Block me, Amadeus
Frenzy of housecleaning yesterday. Floors waxed, boxes unpacked, dark spaces between furniture and walls investigated, stored clothes aired and refolded. That is, all those things would have gotten done if I weren't a mere evolutionary step removed from a raccoon distracted by tinfoil and gotten all sidetracked by any and everything that seemed marginally more interesting than changing the filter in the range hood.
I think this was my first finished object ever. I've been knitting for at least fifteen or twenty years, since I was a wee small kid - I have vivid memories of trying to figure out how to fix a dropped stitch in the blanket I was making for a baby doll I had - but I had this bad habit of never finishing anything. At fourteen, I'd blow my allowance on Wool-Ease and overdue fees from the library; at sixteen I'd blow my Starbucks paycheck on Rowan magazines and that beautiful 4-ply botany wool they used to produce; at eighteen I discovered Noro. I've probably started hundreds of projects, knitting and ripping and rewinding until the poor yarns waved white flags of destroyed elasticity and fiber fatigue. Thus it was that a lot of self-manufactured fanfare went along with my finishing this sweater, on a trip to California, four or five years ago.
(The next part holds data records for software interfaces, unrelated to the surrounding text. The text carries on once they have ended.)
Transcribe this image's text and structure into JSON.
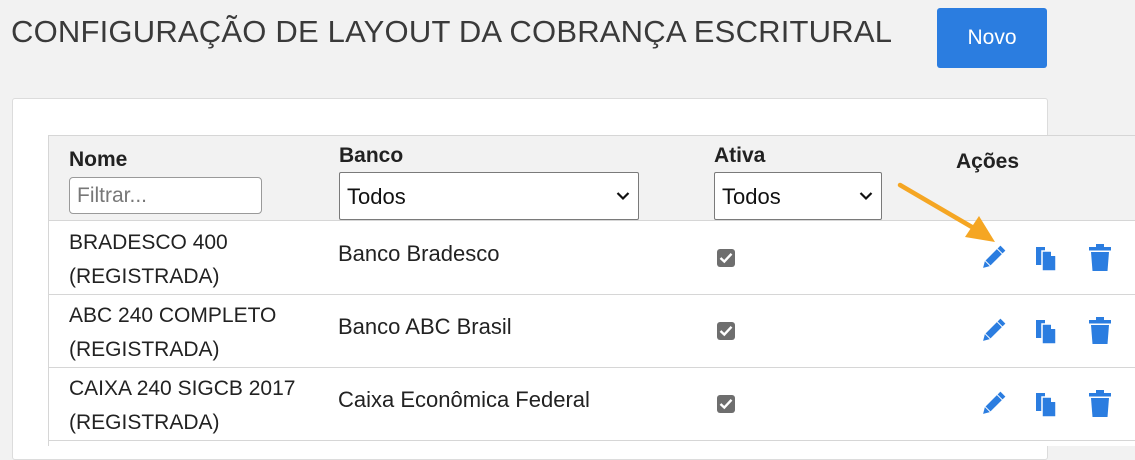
{
  "page": {
    "title": "CONFIGURAÇÃO DE LAYOUT DA COBRANÇA ESCRITURAL"
  },
  "toolbar": {
    "new_label": "Novo"
  },
  "table": {
    "headers": {
      "nome": "Nome",
      "banco": "Banco",
      "ativa": "Ativa",
      "acoes": "Ações"
    },
    "filters": {
      "nome_placeholder": "Filtrar...",
      "banco_selected": "Todos",
      "ativa_selected": "Todos"
    },
    "rows": [
      {
        "nome_line1": "BRADESCO 400",
        "nome_line2": "(REGISTRADA)",
        "banco": "Banco Bradesco",
        "ativa": true
      },
      {
        "nome_line1": "ABC 240 COMPLETO",
        "nome_line2": "(REGISTRADA)",
        "banco": "Banco ABC Brasil",
        "ativa": true
      },
      {
        "nome_line1": "CAIXA 240 SIGCB 2017",
        "nome_line2": "(REGISTRADA)",
        "banco": "Caixa Econômica Federal",
        "ativa": true
      }
    ],
    "row_actions": [
      "pencil-icon",
      "copy-icon",
      "trash-icon"
    ]
  },
  "colors": {
    "accent": "#2b7de0",
    "annotation_arrow": "#f5a623",
    "checkbox": "#6e6e6e"
  }
}
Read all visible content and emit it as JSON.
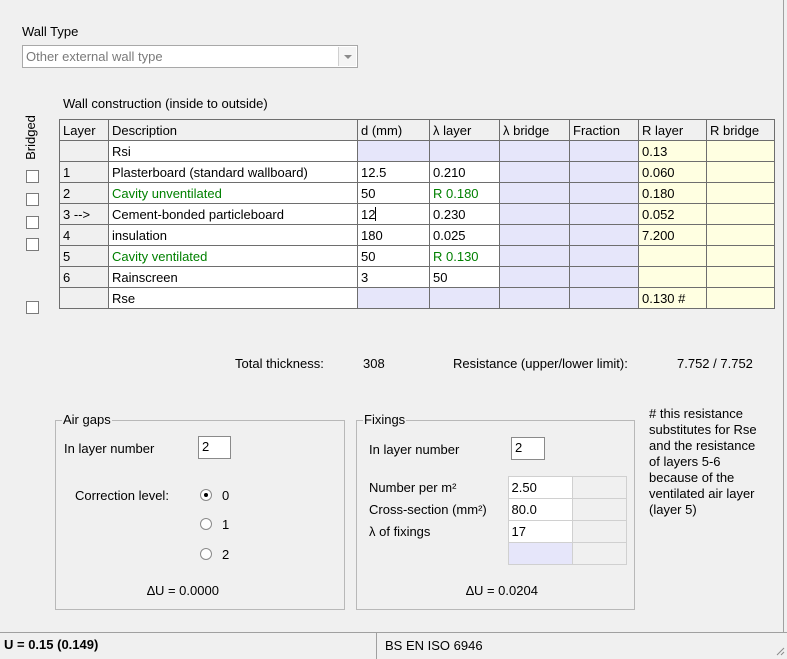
{
  "wall_type": {
    "label": "Wall Type",
    "selected": "Other external wall type"
  },
  "construction": {
    "title": "Wall construction (inside to outside)",
    "bridged_label": "Bridged",
    "columns": [
      "Layer",
      "Description",
      "d (mm)",
      "λ layer",
      "λ bridge",
      "Fraction",
      "R layer",
      "R bridge"
    ],
    "rows": [
      {
        "layer": "",
        "description": "Rsi",
        "d": "",
        "lambda": "",
        "r_layer": "0.13",
        "checkbox": false
      },
      {
        "layer": "1",
        "description": "Plasterboard (standard wallboard)",
        "d": "12.5",
        "lambda": "0.210",
        "r_layer": "0.060",
        "checkbox": true
      },
      {
        "layer": "2",
        "description": "Cavity unventilated",
        "d": "50",
        "lambda": "R 0.180",
        "r_layer": "0.180",
        "checkbox": true
      },
      {
        "layer": "3 -->",
        "description": "Cement-bonded particleboard",
        "d": "12",
        "lambda": "0.230",
        "r_layer": "0.052",
        "checkbox": true
      },
      {
        "layer": "4",
        "description": "insulation",
        "d": "180",
        "lambda": "0.025",
        "r_layer": "7.200",
        "checkbox": true
      },
      {
        "layer": "5",
        "description": "Cavity ventilated",
        "d": "50",
        "lambda": "R 0.130",
        "r_layer": "",
        "checkbox": false
      },
      {
        "layer": "6",
        "description": "Rainscreen",
        "d": "3",
        "lambda": "50",
        "r_layer": "",
        "checkbox": true
      },
      {
        "layer": "",
        "description": "Rse",
        "d": "",
        "lambda": "",
        "r_layer": "0.130 #",
        "checkbox": false
      }
    ]
  },
  "totals": {
    "thickness_label": "Total thickness:",
    "thickness_value": "308",
    "resistance_label": "Resistance (upper/lower limit):",
    "resistance_value": "7.752 / 7.752"
  },
  "air_gaps": {
    "title": "Air gaps",
    "layer_label": "In layer number",
    "layer_value": "2",
    "correction_label": "Correction level:",
    "options": [
      "0",
      "1",
      "2"
    ],
    "selected": "0",
    "delta_u": "∆U =  0.0000"
  },
  "fixings": {
    "title": "Fixings",
    "layer_label": "In layer number",
    "layer_value": "2",
    "number_label": "Number per m²",
    "number_value": "2.50",
    "cross_label": "Cross-section (mm²)",
    "cross_value": "80.0",
    "lambda_label": "λ  of fixings",
    "lambda_value": "17",
    "delta_u": "∆U =  0.0204"
  },
  "note": {
    "lines": [
      "# this resistance",
      "substitutes for Rse",
      "and the resistance",
      "of layers 5-6",
      "because of the",
      "ventilated air layer",
      "(layer 5)"
    ]
  },
  "status": {
    "u_value": "U = 0.15  (0.149)",
    "standard": "BS EN ISO 6946"
  },
  "colors": {
    "blue_cell": "#e6e6fa",
    "yellow_cell": "#ffffe1",
    "cavity_green": "#008000"
  }
}
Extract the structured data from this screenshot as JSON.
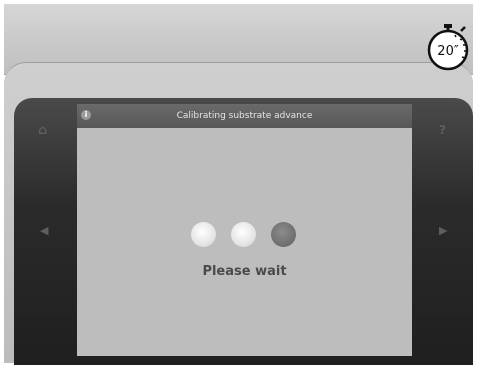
{
  "dialog": {
    "title": "Calibrating substrate advance",
    "info_icon": "i",
    "message": "Please wait",
    "progress_dots": [
      {
        "state": "inactive",
        "color": "#efefef"
      },
      {
        "state": "inactive",
        "color": "#efefef"
      },
      {
        "state": "active",
        "color": "#777777"
      }
    ]
  },
  "panel": {
    "home_icon": "⌂",
    "help_icon": "?",
    "prev_icon": "◀",
    "next_icon": "▶"
  },
  "stopwatch": {
    "label": "20″"
  },
  "colors": {
    "dialog_bg": "#bdbdbd",
    "header_bg": "#5f5f5f",
    "panel_bg": "#2b2b2b",
    "text": "#4b4b4b"
  }
}
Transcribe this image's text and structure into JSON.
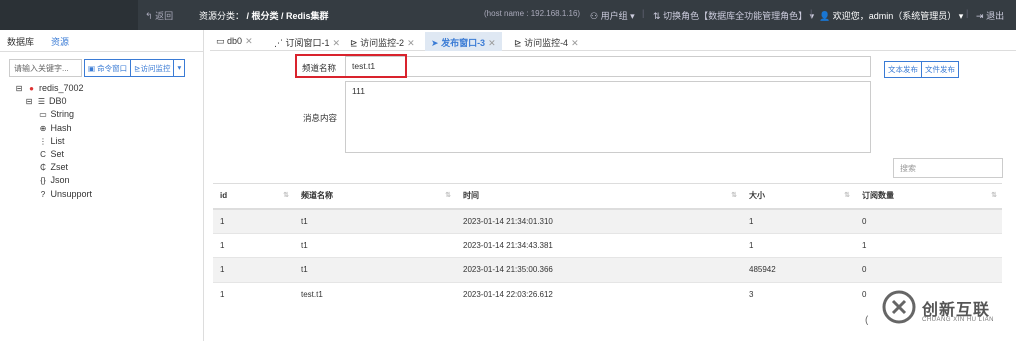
{
  "topbar": {
    "back": "返回",
    "crumb_label": "资源分类：",
    "crumb_path": "/ 根分类 / Redis集群",
    "host": "(host name : 192.168.1.16)",
    "user_group": "用户组",
    "switch_role": "切换角色【数据库全功能管理角色】",
    "welcome": "欢迎您，admin（系统管理员）",
    "logout": "退出"
  },
  "sidebar": {
    "tabs": [
      "数据库",
      "资源"
    ],
    "search_placeholder": "请输入关键字...",
    "buttons": [
      "命令窗口",
      "访问监控"
    ],
    "tree": {
      "server": "redis_7002",
      "db": "DB0",
      "types": [
        "String",
        "Hash",
        "List",
        "Set",
        "Zset",
        "Json",
        "Unsupport"
      ]
    }
  },
  "tabs": [
    {
      "label": "db0"
    },
    {
      "label": "订阅窗口-1"
    },
    {
      "label": "访问监控-2"
    },
    {
      "label": "发布窗口-3"
    },
    {
      "label": "访问监控-4"
    }
  ],
  "form": {
    "channel_label": "频道名称",
    "channel_value": "test.t1",
    "message_label": "消息内容",
    "message_value": "111",
    "btn_text": "文本发布",
    "btn_file": "文件发布",
    "table_search_placeholder": "搜索"
  },
  "table": {
    "headers": [
      "id",
      "频道名称",
      "时间",
      "大小",
      "订阅数量"
    ],
    "rows": [
      [
        "1",
        "t1",
        "2023-01-14 21:34:01.310",
        "1",
        "0"
      ],
      [
        "1",
        "t1",
        "2023-01-14 21:34:43.381",
        "1",
        "1"
      ],
      [
        "1",
        "t1",
        "2023-01-14 21:35:00.366",
        "485942",
        "0"
      ],
      [
        "1",
        "test.t1",
        "2023-01-14 22:03:26.612",
        "3",
        "0"
      ]
    ]
  },
  "watermark": {
    "brand": "创新互联",
    "sub": "CHUANG XIN HU LIAN"
  },
  "pagination_hint": "(",
  "colors": {
    "accent": "#3a7bd5",
    "highlight": "#d9232d",
    "topbar": "#353c42"
  }
}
Too bad I don't care for it at all. It's from a Jaeger pattern book, in that peculiar papery silk/cotton/polyamide Trinity yarn (my first - and last - impulse to spend big money on manmade fiber). Nothing about it is right for me - it's too short; the cable panel down the middle and the high neck aren't flattering; the knitting isn't smooth or even; the fabric is fairly delicate. But, I knit this before I believed in blocking (forgive me, O blocking sprites!), so I'm hoping a soak and aggressive pinning will even things out and give it a bit of fluidity in addition to correcting the size issues.
I found my Flower Basket Shawl, too, crumpled in a heap on top of one of my bookcases. It was in a bad way:
I didn't block it enough before, and the spring in the yarn (100% wool, if I recall) had drawn it in to become a lumpy little mess. Another sacrifice at the altar of T-pins and Woolite:
I know I've pimped this before, but the Yarn Harlot's lace blocking method is genius. Fewer pins, straighter edges, less making of the crazy.
I've gotten a lot done on the Union Square pullover, too - the body is blocking, and I've started the sleeves.
Speaking of which, do you think the bell is a little too big? They're beautiful and graceful and all, but I fear it won't be quite so elegant when the cuffs fall in the spaghetti sauce or knock over a glass of wine or simply give a general effect of a little girl trying on her mom's fur coat. I'm thinking of taking the suggestions from some of the good ladies at the Union Square Knit Along and modifying it for a cuff caston of 72 stitches rather than 92. I was looking forward to knitting a pattern exactly as written - and this is a well-written, interesting pattern, indeed - but I guess it's not to be.
I'm working on my Craftster shrug, too:
I'll block the bejeebus out of this to even the cables and give the thing drape. No chunky knits, ever!